What is dyslexia?
Dyslexia is a
learning disability that makes it hard to read, write,
and spell. It occurs because the brain jumbles or mixes up letters and words.
Children with dyslexia often have a poor memory of spoken and written
Having dyslexia does not mean that your or your child's
ability to learn is below average. In fact, many people with dyslexia are very
bright. But not being able to read well can make many areas of learning difficult.
Dyslexia is also called specific reading disability,
reading disorder, and reading disability.
What causes dyslexia?
Experts don't know for sure
what causes dyslexia. But it often runs in families. So it may be passed from
parents to children
(genetic disorder). Also, some studies have found
problems with how the brain links letters and words with the sounds they make.
Dyslexia is not caused by poor vision, and people with dyslexia
do not see letters and words backward.
Attention Deficit Hyperactivity Disorder: Symptoms of ADHD
The symptoms of ADHD include inattention and/or hyperactivity and impulsivity. These are traits that most children display at some point or another. But to establish a diagnosis of ADHD, sometimes referred to as ADD, the symptoms should be inappropriate for the child's age.
Adults also can have ADHD; in fact, up to half of adults diagnosed with the disorder had it as children. When ADHD persists into adulthood, symptoms may vary. For instance, an adult may experience restlessness instead of hyperactivity. In addition, adults with ADHD often have problems with interpersonal relationships and employment.
Types of ADHD
There are three different subtypes of ADHD, including:
- Combined ADHD (the most common subtype), which involves symptoms of of both inattentiveness and hyperactivity/impulsivity
- Inattentive ADHD (previously known as ADD), which is marked by impaired attention and concentration
- Hyperactive-impulsive ADHD, which is marked by hyperactivity without inattentiveness

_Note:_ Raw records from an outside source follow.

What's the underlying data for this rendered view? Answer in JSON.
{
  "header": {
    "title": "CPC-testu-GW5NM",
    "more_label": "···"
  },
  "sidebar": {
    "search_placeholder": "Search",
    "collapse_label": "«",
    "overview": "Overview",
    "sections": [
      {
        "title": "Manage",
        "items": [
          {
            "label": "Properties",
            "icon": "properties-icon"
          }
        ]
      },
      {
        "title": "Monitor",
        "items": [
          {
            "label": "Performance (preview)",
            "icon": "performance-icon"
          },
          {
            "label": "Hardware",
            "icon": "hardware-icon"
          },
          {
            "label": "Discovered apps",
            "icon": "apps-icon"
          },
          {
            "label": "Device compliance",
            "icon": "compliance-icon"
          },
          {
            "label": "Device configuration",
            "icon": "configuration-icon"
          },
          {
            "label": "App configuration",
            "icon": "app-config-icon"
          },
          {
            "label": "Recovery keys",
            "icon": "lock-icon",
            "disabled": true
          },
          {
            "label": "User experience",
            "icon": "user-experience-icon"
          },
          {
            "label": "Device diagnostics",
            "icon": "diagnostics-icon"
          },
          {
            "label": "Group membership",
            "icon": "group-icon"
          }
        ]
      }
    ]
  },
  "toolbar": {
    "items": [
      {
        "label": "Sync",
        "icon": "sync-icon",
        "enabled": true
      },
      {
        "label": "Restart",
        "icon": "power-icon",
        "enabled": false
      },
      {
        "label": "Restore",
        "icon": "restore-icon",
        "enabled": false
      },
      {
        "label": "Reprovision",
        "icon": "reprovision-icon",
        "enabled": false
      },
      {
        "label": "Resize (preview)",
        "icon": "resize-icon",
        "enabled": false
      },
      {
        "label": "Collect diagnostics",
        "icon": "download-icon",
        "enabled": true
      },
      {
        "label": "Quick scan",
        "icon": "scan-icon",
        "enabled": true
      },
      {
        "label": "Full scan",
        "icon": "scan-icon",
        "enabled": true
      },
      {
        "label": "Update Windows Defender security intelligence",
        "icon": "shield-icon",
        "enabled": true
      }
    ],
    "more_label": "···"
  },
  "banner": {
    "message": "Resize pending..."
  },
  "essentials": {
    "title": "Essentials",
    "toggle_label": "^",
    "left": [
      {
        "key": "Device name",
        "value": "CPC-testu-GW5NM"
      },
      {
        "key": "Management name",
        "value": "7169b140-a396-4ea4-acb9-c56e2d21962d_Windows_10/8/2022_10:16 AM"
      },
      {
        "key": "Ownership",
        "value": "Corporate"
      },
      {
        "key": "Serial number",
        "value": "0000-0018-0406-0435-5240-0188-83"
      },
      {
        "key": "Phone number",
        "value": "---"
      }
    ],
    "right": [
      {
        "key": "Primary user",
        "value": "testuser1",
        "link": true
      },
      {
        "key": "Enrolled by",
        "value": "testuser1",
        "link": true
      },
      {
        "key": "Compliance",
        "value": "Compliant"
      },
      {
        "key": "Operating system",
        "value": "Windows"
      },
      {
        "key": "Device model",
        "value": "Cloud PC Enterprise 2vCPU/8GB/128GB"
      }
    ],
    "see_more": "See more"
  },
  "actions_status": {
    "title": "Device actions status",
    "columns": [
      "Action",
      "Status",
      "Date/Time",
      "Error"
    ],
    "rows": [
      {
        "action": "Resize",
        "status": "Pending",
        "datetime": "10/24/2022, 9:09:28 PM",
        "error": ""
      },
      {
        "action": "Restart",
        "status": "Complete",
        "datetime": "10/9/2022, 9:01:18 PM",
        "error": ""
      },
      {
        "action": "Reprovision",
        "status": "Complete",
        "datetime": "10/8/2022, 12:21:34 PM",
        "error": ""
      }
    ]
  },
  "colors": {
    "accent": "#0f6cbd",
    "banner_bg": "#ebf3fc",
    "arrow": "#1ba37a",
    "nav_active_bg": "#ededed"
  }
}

For a diagnosis of ADHD, some symptoms that cause impairment must be present before age seven. Also, some impairment from the symptoms must be present in more than one setting. For instance, the person may be impaired at home and school or home and work. Also, there must be clear evidence the symptoms interfere with the person's ability to function at home, in social environments, or at work.